Entrepreneurship can seem intimidating especially when our curriculum does not typically provide the skills and environments that would foster our courage and passions.
As a Doctoral student in CSUN’s department of Educational Leadership & Policy Studies, I am learning about the importance of entrepreneurship in education first hand from some of our distinguished faculty. Our department is looking for ways to emphasize and encourage entrepreneurship in students. As a class assignment, I was asked to identify someone who successfully embodies the entrepreneurial spirit in education.
Through this assignment, I learned that one of our faculty members here at CSUN does just that. Wendy Murawski, the executive director and Eisner Endowed chair for the Center for Teaching and Learning (CTL), was the recipient of this year’s CSUN Outstanding Faculty Award and I had the pleasure of interviewing her and ask about her experiences as an educational entrepreneur. Murawski is an award-winning faculty, researcher and business owner. She is the founder of 2 TEACH LLC, which is an educational consulting company, offering professional development throughout the United States and abroad around the issues of including students with disabilities into general education classes and differentiating to meet their unique needs.
In my conversations with Murawski, she emphasized relationship building and collaboration as key factors in running a successful educational company. Her advice to young entrepreneurs in this field is to “recognize that what makes you a good educator does not necessarily make you a good business owner” and to “surround yourself with amazing people.”
Murawski also sees tremendous opportunities in building relationships between businesses and schools. There are funding opportunities, guest speakerships, material donations and other benefits to bring business and education together toward common goals. Both in her own business and with the business of the CTL, Murawski says she always tries to “provide schools with a service they need, delivered with respect, quality, humor and timeliness, while also making a profit that can be turned around and used to fund other educational activities, such as our CTL research awards.”
The lesson we can all take from Murawski is that entrepreneurship does not have to mean building a multi-million dollar company. Rather, it is feeling compelled enough to change how things have always been done by taking the risk to bring an innovative idea into concrete actions.
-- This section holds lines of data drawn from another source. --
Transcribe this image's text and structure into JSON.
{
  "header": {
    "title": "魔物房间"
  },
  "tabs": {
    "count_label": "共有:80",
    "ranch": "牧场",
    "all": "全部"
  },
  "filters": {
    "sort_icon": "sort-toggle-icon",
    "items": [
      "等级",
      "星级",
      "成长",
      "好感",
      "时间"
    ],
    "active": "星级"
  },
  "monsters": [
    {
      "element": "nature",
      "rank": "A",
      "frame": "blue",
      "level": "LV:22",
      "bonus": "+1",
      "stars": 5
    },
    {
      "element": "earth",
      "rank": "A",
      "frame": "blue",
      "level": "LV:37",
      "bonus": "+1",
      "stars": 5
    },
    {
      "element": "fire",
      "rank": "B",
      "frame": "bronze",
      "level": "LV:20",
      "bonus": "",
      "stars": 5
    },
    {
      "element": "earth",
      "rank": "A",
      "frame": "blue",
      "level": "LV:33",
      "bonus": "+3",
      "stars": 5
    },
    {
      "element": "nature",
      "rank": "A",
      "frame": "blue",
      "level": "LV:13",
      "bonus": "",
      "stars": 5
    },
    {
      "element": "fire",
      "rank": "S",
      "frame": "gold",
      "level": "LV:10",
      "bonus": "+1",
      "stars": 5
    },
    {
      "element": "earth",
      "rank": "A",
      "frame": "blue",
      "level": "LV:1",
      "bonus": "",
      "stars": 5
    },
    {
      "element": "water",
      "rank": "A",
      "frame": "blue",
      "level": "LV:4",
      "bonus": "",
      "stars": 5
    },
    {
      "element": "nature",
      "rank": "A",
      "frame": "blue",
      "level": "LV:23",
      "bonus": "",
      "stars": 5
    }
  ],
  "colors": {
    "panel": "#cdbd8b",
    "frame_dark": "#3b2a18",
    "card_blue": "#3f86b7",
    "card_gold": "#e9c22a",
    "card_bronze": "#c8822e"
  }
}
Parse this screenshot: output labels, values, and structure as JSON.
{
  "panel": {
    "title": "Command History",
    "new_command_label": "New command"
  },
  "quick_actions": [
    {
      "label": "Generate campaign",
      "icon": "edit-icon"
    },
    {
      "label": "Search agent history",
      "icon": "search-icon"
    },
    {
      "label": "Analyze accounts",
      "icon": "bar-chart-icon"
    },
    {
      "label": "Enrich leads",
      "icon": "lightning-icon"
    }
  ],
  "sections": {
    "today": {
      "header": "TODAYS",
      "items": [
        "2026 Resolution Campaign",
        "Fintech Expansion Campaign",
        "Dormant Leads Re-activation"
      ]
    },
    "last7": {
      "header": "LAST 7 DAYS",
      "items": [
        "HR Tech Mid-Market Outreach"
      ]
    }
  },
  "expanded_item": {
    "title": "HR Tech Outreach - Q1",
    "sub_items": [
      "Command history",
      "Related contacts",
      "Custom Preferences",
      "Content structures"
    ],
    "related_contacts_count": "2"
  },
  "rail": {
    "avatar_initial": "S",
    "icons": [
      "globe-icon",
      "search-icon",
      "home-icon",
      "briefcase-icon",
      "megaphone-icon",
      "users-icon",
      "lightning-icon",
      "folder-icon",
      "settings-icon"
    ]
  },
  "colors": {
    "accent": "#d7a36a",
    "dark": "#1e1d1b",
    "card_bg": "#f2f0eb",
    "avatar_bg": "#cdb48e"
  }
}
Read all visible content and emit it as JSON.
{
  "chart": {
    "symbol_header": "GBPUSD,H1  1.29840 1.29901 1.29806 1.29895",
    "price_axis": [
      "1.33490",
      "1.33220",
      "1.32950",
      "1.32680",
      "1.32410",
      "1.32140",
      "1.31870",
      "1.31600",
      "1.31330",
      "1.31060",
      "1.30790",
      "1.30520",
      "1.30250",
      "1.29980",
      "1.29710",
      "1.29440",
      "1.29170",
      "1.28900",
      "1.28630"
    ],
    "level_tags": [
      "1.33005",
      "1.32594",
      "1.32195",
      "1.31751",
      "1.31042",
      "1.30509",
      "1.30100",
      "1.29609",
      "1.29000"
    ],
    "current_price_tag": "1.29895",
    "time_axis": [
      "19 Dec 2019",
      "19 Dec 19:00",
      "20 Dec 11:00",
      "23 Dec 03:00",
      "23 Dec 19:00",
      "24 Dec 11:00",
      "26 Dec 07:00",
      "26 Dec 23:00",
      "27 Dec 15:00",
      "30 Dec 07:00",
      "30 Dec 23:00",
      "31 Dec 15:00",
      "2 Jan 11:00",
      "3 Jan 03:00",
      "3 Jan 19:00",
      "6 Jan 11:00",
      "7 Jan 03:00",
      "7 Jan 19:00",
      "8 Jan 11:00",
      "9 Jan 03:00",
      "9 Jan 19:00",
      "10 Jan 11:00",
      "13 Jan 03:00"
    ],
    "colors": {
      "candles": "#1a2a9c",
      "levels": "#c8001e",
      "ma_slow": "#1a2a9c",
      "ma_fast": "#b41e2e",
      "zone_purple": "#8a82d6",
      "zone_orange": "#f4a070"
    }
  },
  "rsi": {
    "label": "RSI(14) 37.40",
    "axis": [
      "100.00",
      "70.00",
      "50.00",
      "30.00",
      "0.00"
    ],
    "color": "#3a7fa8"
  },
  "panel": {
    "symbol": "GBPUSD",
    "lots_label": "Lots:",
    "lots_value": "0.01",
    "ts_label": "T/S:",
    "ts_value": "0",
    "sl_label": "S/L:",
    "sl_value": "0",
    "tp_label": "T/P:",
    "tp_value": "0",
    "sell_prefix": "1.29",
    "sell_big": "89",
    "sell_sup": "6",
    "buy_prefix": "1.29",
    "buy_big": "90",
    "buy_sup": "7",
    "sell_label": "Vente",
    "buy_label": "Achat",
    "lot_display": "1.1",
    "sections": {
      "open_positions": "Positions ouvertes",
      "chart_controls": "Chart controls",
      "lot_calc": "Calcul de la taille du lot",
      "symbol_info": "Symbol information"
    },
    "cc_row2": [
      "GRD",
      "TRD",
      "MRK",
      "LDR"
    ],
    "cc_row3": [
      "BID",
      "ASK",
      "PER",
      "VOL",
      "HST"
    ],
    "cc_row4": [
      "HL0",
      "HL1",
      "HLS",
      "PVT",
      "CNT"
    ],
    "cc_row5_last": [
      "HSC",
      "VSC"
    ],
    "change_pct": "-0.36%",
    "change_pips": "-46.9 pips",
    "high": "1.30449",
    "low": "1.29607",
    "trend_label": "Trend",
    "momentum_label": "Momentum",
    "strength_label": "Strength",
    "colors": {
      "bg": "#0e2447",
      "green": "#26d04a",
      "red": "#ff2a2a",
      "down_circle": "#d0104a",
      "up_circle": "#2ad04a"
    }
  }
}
I would like to encourage all my colleagues and fellow educators to take educational entrepreneurship seriously and hope to be part of a growing movement of CSUN students who are willing to build forward thinking companies.